- Continue whisking until the mixture begins to thicken, then remove from heat, add salt and pepper to taste, and serve over your venison dish!
Mushroom Sauce for Venison: Recipe
Making a good mushroom sauce for venison is all about the ingredients.
We used the following:
- 2 cups of white button mushrooms, sliced
- 2 cups of brown button mushrooms, sliced
- 1/2 cup of red wine (drink the rest!)
- 1/4 cup of butter
- salt, to taste
- pepper, to taste
- thyme and rosemary, to taste (optional)
- To prepare this sauce, first melt the butter in a skillet over medium heat.
- Add the mushrooms and saute until they are soft and browned.

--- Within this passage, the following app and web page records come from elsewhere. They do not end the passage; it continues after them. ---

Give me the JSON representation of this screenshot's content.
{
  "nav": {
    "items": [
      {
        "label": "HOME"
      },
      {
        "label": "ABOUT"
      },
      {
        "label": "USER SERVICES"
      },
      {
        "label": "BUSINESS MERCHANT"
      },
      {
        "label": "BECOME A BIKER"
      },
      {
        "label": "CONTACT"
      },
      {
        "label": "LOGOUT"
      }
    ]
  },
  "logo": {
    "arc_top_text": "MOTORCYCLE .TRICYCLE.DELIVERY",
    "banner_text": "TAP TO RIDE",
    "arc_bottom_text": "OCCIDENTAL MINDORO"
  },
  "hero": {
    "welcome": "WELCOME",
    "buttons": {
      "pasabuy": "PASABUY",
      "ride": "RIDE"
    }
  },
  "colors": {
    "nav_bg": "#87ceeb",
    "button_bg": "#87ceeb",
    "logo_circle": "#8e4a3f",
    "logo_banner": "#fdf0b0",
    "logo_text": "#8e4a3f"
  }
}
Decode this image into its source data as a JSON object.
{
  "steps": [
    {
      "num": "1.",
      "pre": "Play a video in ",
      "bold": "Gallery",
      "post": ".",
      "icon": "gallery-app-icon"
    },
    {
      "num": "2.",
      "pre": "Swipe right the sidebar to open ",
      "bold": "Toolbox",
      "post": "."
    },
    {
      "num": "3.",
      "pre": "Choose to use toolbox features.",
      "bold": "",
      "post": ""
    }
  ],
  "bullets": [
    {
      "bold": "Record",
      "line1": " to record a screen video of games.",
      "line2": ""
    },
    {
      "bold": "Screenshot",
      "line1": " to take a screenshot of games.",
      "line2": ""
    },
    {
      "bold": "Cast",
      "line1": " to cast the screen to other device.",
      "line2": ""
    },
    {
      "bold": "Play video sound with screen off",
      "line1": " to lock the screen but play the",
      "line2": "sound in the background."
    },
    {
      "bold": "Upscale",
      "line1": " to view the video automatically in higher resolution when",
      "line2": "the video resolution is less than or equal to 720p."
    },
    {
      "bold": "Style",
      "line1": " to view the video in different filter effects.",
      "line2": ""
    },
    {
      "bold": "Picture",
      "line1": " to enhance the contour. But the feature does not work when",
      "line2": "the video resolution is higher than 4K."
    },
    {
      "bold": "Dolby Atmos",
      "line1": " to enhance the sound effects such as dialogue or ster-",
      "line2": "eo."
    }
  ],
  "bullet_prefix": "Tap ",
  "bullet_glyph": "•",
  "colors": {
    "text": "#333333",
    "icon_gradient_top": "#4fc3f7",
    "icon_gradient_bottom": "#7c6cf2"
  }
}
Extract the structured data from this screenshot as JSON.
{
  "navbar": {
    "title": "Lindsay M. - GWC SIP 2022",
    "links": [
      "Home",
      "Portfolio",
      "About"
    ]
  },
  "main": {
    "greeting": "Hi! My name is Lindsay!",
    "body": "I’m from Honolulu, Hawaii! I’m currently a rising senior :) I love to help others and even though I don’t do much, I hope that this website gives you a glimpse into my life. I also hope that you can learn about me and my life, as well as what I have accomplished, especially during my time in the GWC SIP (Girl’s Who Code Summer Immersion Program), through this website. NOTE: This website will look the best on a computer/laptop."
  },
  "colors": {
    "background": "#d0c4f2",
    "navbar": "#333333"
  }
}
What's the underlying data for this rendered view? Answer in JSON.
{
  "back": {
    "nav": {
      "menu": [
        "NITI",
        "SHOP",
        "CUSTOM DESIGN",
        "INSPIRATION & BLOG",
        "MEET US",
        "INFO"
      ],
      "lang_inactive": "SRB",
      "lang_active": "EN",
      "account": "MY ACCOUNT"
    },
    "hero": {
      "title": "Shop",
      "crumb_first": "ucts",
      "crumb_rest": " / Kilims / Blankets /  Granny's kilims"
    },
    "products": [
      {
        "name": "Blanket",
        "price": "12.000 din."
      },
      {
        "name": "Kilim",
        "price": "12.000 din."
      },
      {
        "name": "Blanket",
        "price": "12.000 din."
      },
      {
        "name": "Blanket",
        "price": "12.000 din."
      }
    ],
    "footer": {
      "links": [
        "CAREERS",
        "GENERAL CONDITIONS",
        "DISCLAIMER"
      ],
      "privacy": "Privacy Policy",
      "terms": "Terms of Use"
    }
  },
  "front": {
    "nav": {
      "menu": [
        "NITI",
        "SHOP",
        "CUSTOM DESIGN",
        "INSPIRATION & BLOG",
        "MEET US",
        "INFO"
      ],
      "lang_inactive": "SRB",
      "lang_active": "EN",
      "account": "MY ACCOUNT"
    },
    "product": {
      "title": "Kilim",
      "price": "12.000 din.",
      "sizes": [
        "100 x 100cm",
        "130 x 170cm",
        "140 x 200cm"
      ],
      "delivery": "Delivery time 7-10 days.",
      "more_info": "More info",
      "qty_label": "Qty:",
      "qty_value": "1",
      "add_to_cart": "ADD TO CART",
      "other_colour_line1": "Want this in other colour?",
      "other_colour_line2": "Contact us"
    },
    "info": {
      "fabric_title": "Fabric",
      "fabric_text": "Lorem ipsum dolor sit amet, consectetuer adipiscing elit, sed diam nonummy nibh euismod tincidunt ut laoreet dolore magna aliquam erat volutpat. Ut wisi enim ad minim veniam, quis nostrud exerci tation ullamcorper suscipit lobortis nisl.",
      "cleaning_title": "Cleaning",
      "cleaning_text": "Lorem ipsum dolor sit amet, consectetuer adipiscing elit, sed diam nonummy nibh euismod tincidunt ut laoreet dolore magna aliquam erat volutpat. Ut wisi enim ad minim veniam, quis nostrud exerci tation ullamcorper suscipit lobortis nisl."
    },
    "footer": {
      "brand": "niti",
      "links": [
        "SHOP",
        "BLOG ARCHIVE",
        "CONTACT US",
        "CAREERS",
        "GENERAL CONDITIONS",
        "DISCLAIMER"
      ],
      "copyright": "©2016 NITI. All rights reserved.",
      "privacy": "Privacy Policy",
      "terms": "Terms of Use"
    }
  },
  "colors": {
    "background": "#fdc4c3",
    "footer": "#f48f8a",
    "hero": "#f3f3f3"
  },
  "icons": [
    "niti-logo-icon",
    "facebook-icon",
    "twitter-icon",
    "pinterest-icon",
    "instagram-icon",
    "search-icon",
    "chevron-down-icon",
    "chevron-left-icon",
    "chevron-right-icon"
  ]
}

- Then add the red wine and salt/pepper/herbs (if using), and cook until the alcohol has burned off.
- Serve over venison.
What’s the Best Sauce for Venison Backstrap?
The best sauce for venison backstrap is a simple, elegant cream sauce.
The rich, creamy flavors of the sauce compliment the gamy taste of the meat while also giving you a refined, sophisticated dish that will impress anyone who eats it.
- 1/2 cup heavy cream
- 1 tbsp water
- 1/4 tsp salt
- 1/4 tsp allspice
- In a saucepan over medium heat, bring the heavy cream and water to a simmer.
- Add the salt and pepper and continue to simmer until the cream thickens slightly.
- Stir in allspice.
- Serve over cooked venison backstrap.
What Sauce Goes with Venison Burgers?
Venison burgers are a great way to enjoy the rich taste of deer meat in a classic burger format.
But you have to be careful when selecting ingredients, because venison is a strong-flavored meat and some toppings can overwhelm it instead of complimenting it.
Here are some sauces that work particularly well with venison burgers:
- Aioli sauce: a mayonnaise dressing with garlic and black pepper
- Jalapeno ketchup or mustard: These seasonings can balance out the richness of the venison without overpowering it.
- Mild barbecue sauce: Again, this sauce is sweet enough to complement the venison, but not so sweet that it overwhelms its flavor.
- Horseradish mayo: This adds a little spice to the meal without overwhelming your palate.
What Sauce Goes with Venison Meatballs?
It’s easy to forget, but venison meatballs are actually a very versatile dish.
If you’re looking to make them a little more exciting, consider some of these options:
- A sharp, sweet plum sauce
- A spicy and smoky barbeque sauce
- A creamy, rich Alfredo sauce
- A simple tomato-based marinara sauce
What Sauce Goes with Venison Sausages?
Mango chutney is a must-have with venison sausages.
The sweet and tangy taste of the chutney will bring out the richness of the meat, while also acting as a pleasant counterpoint to it.
If you’re looking for something heartier, you can’t go wrong with ajvar, the traditional Serbian sauce made from red bell peppers and vegetable oil.
The chunky texture and smoky flavor of this sauce will serve to highlight the venison’s natural flavors, rather than overpowering them.
What Sauce Goes with Venison Wellington?
The best sauces to go with venison wellington are red wine sauce, a port reduction, and a bordeaux reduction.
The red wine sauce is tart and acidic, which complements the meaty flavor of the roasted venison.
Both the port reduction and the bordeaux reduction are sweet, which helps tone down any gaminess in the meat.
What Sauce Goes Best with Venison Steak?
Generally speaking, the best sauces for venison steak are lighter and more acidic.
Venison is a rich meat, not dissimilar in texture and consistency to beef, but with a stronger flavor profile.
This means you want to complement it with a sauce that doesn’t overwhelm the meat itself or fight with its natural taste.
Consider jus bordelaise (a lighter version of the classic French sauce), a lightly pickled remoulade, or even a vinaigrette.
Click here if you’re not sure what veg to serve with venison steaks.
13 Sauces For Venison You Must Try
- Blackberry sauce
- Red wine sauce
- Salsa Verde
- Mustard sauce
- Béarnaise sauce
- Plum and Thyme sauce
- Mushroom sauce
- Peppercorn sauce
- Spiced berry sauce
- Sweet and Sour Sauce
- Teriyaki sauce
- Sweet Chili Sauce
- Pick any sauce from this list to serve with your gamey meal.
- Prepare the rest of your dinner.
- Be ready to munch in no time!